Photo Feature by Irina Pino
HAVANA TIMES – Everyone who runs along 5th Avenue in Havana’s Miramar district knows Santa Rita de Cascia Church, located on the corner of 26th Street.
Built under the Order of St. Augustine, and designed by architect Victor Morales, it was inaugurated in 1943, by Father Lorenzo Spiralli.
The church is modern and integrates into Miramar’s landscape. Inside the church, you can see solid mahogany roofs, and the main altar, decorated with marble and alabaster.
Religious figures, such as St. John Bosco, the Virgin Mary, St. Anthony of Padua, Joseph of Nazareth, Our Lady of Charity and Jesus Christ, dominate.
There are different Catholic sentences printed on its walls: “Forgive others the wrongs they have done to you, Fraternal correction with those who do wrong, Comfort the sad, Pray for the living and dead, Pity the deceased, and other spiritual sayings.
The church has three sculptures dedicated to the saint; the first presides over the facade and is accompanied by the four Evangelists. The second statue is found in the garden, in the middle of the vegetation. While the third statue, built by Rita Longa (1912-2000), can be found on the left side of the entrance, in a chapel, protected behind glass.
The latter was misunderstood by the highest-ranking church members, as its innovative shape broke established standards, and they decided to remove it. It was replaced by a sculpture brought over from Italy.

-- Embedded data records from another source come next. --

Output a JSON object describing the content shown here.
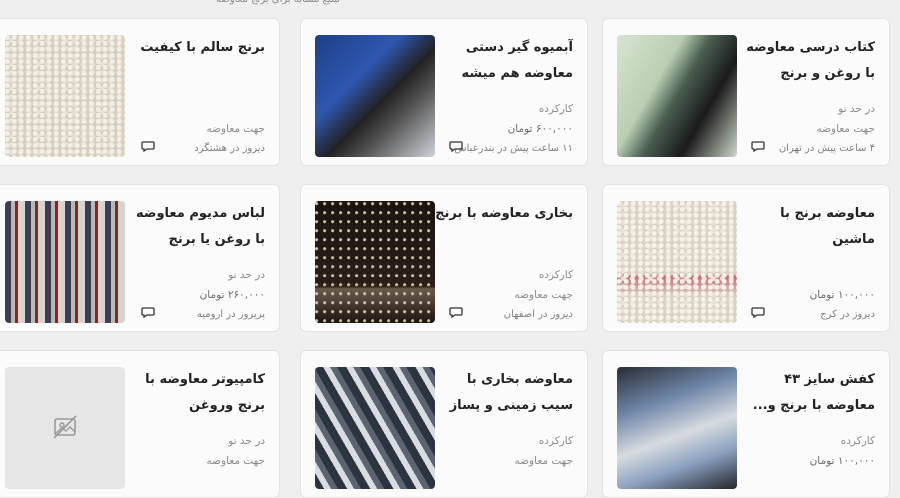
{
  "top_text": "تبلیغ مشابه برای برنج معاوضه",
  "cards": [
    {
      "title": "کتاب درسی معاوضه با روغن و برنج",
      "line1": "در حد نو",
      "line2": "جهت معاوضه",
      "price": "",
      "time": "۴ ساعت پیش در تهران",
      "thumb_icon": "book-photo-icon"
    },
    {
      "title": "آبمیوه گیر دستی معاوضه هم میشه با...",
      "line1": "کارکرده",
      "line2": "",
      "price": "۶۰۰,۰۰۰ تومان",
      "time": "۱۱ ساعت پیش در بندرعباس",
      "thumb_icon": "juicer-photo-icon"
    },
    {
      "title": "برنج سالم با کیفیت",
      "line1": "",
      "line2": "جهت معاوضه",
      "price": "",
      "time": "دیروز در هشتگرد",
      "thumb_icon": "rice-photo-icon"
    },
    {
      "title": "معاوضه برنج با ماشین",
      "line1": "",
      "line2": "",
      "price": "۱۰۰,۰۰۰ تومان",
      "time": "دیروز در کرج",
      "thumb_icon": "rice-photo-icon"
    },
    {
      "title": "بخاری معاوضه با برنج",
      "line1": "کارکرده",
      "line2": "جهت معاوضه",
      "price": "",
      "time": "دیروز در اصفهان",
      "thumb_icon": "heater-photo-icon"
    },
    {
      "title": "لباس مدیوم معاوضه با روغن یا برنج",
      "line1": "در حد نو",
      "line2": "",
      "price": "۲۶۰,۰۰۰ تومان",
      "time": "پریروز در ارومیه",
      "thumb_icon": "shirt-photo-icon"
    },
    {
      "title": "کفش سایز ۴۳ معاوضه با برنج و...",
      "line1": "کارکرده",
      "line2": "",
      "price": "۱۰۰,۰۰۰ تومان",
      "time": "",
      "thumb_icon": "shoe-photo-icon"
    },
    {
      "title": "معاوضه بخاری با سیب زمینی و پساز ...",
      "line1": "کارکرده",
      "line2": "جهت معاوضه",
      "price": "",
      "time": "",
      "thumb_icon": "heater-photo-icon"
    },
    {
      "title": "کامپیوتر معاوضه با برنج وروغن",
      "line1": "در حد نو",
      "line2": "جهت معاوضه",
      "price": "",
      "time": "",
      "thumb_icon": "no-image-icon"
    }
  ],
  "icons": {
    "chat": "chat-bubble-icon",
    "no_image": "no-image-icon"
  },
  "colors": {
    "background": "#efefef",
    "card": "#fbfbfb",
    "title": "#222222",
    "meta": "#8a8a8a"
  }
}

This mistake was heavily criticized by the press, and nobody liked the new statue. Cardinal Monsignor Manuel Arteaga ordered for the Cuban artist’s sculpture to be returned.
Santa Rita de Cascia, part of her story
Baptized as Margherita Lotti, she was born in Roccaporena, Italy. She wanted to be a nun ever since she turned 14 years old, but she they married her to a man from the town and had two twin sons.
Her husband was killed by some of his enemies. For a vendetta, I’m sure. The widow asked the Lord for her sons to die so they wouldn’t go to avenge their father’s death, as the sin of revenge would condemn them to Hellfire. Later on, the teenagers got sick and they both died on the same day.
She received her nun habit and joined the monastery at 36 years old, dedicating her life to prayer and penance. As she was sleeping one night, a wooden splinter got stuck in her forehead, opening up a cut. It was the mark of the crown of thorns, of Christ on the cross.
Her sisters kept the divine relic, but her cut would open every night, giving off a foul smell. She had that wound for years, and it finally healed thanks to the nuns’ care.
She spent the last four years of her life with a blood infection. She was 76 years old when she passed away.
A pleasant perfume emanated from her lifeless body, as if she had been embalmed. Then, word spread that miracle cures came with her intervention. She was beatified by Pope Urban VIII in 1627. She was canonized by Pope Leo XIII in 1900.
St. Rita’s day is celebrated on May 22nd. She is the patron saint of lost causes, disease, losses, abuse, marital problems, family, peace, and desperate cases. She is called the Advocate of the impossible, and roses are her symbol.